**Problem description**
Please restate word for word, and with nothing added, the lines that run from the one holding "Give me the" to the end of the entries below.

[Items from a dataset]

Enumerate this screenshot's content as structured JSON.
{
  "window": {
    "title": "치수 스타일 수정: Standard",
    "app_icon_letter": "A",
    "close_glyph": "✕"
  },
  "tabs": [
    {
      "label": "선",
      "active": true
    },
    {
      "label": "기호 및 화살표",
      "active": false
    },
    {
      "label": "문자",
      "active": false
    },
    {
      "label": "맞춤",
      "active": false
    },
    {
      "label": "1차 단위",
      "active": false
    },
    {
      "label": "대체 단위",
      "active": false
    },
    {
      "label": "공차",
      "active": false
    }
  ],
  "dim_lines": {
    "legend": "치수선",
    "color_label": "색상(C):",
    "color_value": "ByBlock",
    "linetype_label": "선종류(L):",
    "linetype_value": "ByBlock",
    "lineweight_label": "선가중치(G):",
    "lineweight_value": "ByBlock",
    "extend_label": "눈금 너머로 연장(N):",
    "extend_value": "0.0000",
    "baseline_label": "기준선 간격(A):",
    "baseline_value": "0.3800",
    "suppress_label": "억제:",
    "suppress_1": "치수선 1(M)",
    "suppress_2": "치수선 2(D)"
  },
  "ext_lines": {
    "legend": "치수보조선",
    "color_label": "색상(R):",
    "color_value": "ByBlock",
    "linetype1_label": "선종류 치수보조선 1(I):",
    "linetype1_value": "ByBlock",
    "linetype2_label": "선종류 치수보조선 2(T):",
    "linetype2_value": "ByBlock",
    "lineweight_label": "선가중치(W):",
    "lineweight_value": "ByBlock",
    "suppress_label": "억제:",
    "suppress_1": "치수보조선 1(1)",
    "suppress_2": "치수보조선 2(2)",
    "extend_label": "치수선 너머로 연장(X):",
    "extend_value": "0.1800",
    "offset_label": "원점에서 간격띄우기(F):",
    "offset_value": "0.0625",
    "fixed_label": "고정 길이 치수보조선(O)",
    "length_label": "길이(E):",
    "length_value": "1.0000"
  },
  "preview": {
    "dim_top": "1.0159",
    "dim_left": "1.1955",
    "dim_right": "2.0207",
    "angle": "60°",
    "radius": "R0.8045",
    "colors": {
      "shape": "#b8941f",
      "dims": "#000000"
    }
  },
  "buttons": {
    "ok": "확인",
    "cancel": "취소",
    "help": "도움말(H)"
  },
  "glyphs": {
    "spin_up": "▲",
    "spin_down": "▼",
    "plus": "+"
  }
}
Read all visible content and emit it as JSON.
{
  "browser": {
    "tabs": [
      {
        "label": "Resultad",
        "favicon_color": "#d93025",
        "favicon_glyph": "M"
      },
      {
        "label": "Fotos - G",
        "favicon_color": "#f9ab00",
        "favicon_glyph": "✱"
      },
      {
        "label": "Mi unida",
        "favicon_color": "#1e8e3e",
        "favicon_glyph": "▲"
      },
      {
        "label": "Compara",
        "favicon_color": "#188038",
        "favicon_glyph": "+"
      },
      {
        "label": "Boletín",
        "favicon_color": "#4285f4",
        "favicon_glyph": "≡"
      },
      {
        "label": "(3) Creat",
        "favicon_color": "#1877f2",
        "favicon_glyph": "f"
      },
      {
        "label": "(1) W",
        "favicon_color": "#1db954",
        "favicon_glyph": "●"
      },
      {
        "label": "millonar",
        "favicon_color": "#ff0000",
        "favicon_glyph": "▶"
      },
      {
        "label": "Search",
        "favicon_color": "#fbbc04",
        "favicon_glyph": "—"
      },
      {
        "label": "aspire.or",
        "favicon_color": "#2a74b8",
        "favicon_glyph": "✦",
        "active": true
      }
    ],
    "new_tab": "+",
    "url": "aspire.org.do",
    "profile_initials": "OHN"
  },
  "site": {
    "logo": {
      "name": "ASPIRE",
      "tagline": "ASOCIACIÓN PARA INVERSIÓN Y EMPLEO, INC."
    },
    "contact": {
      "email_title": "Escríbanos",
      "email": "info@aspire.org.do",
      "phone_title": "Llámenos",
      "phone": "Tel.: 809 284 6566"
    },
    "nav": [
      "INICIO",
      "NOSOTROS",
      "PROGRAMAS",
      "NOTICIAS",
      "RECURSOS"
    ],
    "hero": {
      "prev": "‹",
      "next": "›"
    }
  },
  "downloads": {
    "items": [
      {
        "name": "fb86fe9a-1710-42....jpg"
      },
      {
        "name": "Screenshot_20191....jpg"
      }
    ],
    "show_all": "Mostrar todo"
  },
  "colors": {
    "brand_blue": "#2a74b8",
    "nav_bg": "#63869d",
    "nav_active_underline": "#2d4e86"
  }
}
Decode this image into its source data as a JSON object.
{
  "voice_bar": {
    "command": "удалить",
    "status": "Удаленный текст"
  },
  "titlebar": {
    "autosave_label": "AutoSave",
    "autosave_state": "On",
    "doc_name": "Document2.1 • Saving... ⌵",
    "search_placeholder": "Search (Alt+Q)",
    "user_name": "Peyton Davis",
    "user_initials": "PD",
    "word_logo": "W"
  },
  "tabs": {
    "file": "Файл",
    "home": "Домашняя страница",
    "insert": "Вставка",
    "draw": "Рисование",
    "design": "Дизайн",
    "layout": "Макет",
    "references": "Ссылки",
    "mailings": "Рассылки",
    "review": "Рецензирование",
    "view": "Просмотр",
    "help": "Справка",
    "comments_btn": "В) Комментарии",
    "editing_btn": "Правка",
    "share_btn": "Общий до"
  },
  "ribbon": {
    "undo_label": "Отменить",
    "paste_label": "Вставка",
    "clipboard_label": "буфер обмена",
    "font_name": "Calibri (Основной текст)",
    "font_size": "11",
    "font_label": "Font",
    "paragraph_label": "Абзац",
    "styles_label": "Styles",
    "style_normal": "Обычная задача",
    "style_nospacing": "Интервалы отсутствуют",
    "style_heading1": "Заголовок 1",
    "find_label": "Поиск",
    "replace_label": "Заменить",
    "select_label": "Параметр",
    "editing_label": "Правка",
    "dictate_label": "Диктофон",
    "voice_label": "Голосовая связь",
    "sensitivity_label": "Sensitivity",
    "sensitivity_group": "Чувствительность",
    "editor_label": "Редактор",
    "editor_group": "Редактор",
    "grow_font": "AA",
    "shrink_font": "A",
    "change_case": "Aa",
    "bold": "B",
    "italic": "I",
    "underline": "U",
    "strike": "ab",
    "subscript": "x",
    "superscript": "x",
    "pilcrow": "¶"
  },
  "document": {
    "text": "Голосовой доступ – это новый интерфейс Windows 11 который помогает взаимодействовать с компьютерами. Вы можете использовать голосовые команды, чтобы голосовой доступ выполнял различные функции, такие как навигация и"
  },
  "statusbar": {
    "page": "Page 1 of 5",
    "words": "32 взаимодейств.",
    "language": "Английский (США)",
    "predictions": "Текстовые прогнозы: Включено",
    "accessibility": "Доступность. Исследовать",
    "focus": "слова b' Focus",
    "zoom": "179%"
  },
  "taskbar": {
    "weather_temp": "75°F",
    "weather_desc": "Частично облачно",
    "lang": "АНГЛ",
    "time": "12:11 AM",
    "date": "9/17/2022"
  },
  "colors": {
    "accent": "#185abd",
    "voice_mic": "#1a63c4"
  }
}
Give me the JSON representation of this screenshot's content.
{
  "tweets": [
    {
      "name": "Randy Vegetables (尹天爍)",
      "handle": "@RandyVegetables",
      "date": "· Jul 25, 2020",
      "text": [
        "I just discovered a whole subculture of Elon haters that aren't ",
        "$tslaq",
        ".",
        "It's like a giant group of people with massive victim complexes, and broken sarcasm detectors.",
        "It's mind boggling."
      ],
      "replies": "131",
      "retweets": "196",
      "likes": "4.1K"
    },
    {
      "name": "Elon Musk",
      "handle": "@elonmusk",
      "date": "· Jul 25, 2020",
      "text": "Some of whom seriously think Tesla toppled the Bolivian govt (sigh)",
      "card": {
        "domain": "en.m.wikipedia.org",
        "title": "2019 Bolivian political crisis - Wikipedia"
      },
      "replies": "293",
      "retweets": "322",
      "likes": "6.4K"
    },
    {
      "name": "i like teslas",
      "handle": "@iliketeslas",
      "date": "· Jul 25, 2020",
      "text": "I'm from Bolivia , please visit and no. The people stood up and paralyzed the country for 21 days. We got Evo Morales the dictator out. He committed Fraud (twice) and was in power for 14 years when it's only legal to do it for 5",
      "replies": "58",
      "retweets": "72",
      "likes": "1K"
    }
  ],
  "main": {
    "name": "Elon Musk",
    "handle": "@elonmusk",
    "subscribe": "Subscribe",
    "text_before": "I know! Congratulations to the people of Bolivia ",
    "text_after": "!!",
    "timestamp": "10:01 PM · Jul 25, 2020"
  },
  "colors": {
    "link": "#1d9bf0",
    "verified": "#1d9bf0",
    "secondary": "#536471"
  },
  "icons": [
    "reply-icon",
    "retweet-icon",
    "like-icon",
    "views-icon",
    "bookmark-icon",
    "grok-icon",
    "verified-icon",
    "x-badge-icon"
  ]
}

**Answer to this exercise**
Give me the JSON representation of this screenshot's content.
{
  "tweets": [
    {
      "name": "Randy Vegetables (尹天爍)",
      "handle": "@RandyVegetables",
      "date": "· Jul 25, 2020",
      "text": [
        "I just discovered a whole subculture of Elon haters that aren't ",
        "$tslaq",
        ".",
        "It's like a giant group of people with massive victim complexes, and broken sarcasm detectors.",
        "It's mind boggling."
      ],
      "replies": "131",
      "retweets": "196",
      "likes": "4.1K"
    },
    {
      "name": "Elon Musk",
      "handle": "@elonmusk",
      "date": "· Jul 25, 2020",
      "text": "Some of whom seriously think Tesla toppled the Bolivian govt (sigh)",
      "card": {
        "domain": "en.m.wikipedia.org",
        "title": "2019 Bolivian political crisis - Wikipedia"
      },
      "replies": "293",
      "retweets": "322",
      "likes": "6.4K"
    },
    {
      "name": "i like teslas",
      "handle": "@iliketeslas",
      "date": "· Jul 25, 2020",
      "text": "I'm from Bolivia , please visit and no. The people stood up and paralyzed the country for 21 days. We got Evo Morales the dictator out. He committed Fraud (twice) and was in power for 14 years when it's only legal to do it for 5",
      "replies": "58",
      "retweets": "72",
      "likes": "1K"
    }
  ],
  "main": {
    "name": "Elon Musk",
    "handle": "@elonmusk",
    "subscribe": "Subscribe",
    "text_before": "I know! Congratulations to the people of Bolivia ",
    "text_after": "!!",
    "timestamp": "10:01 PM · Jul 25, 2020"
  },
  "colors": {
    "link": "#1d9bf0",
    "verified": "#1d9bf0",
    "secondary": "#536471"
  },
  "icons": [
    "reply-icon",
    "retweet-icon",
    "like-icon",
    "views-icon",
    "bookmark-icon",
    "grok-icon",
    "verified-icon",
    "x-badge-icon"
  ]
}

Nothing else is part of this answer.